(DATASET RECORDS Opens)

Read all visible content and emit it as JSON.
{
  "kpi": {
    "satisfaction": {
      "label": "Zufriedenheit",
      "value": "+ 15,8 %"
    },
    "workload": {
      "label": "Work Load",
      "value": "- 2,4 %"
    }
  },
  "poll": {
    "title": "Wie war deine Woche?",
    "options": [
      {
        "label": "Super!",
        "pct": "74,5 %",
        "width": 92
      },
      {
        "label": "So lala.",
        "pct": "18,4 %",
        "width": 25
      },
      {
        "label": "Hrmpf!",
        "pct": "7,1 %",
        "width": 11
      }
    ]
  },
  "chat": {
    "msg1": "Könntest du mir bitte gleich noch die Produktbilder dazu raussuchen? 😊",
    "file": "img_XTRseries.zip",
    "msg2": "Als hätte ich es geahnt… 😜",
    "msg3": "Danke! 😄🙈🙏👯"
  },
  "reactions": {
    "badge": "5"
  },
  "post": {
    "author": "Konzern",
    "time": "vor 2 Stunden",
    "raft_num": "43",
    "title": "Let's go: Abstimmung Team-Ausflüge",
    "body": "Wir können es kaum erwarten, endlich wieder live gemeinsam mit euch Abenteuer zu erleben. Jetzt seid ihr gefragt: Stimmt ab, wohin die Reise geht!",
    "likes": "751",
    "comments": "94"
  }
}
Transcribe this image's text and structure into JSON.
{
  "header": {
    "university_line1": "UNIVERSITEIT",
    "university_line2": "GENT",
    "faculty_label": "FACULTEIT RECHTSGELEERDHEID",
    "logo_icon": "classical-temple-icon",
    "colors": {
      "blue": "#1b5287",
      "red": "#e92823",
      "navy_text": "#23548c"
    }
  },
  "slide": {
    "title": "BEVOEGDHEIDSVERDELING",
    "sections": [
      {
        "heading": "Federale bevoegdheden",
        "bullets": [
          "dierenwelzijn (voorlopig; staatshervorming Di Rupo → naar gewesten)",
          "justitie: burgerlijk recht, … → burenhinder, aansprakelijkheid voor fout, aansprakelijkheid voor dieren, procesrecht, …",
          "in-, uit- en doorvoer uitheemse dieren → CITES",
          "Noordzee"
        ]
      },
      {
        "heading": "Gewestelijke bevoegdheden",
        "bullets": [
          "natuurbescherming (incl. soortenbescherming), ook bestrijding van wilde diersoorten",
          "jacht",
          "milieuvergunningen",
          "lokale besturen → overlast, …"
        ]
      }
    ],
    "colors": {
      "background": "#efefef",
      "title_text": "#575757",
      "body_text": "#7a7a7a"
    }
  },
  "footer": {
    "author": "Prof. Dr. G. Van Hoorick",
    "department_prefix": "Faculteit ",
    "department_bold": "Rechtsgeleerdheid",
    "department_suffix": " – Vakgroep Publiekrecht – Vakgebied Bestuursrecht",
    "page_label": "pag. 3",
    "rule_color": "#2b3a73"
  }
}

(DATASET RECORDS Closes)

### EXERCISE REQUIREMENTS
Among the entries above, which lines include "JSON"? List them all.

### RESPONSE BOX
Read all visible content and emit it as JSON.
Transcribe this image's text and structure into JSON.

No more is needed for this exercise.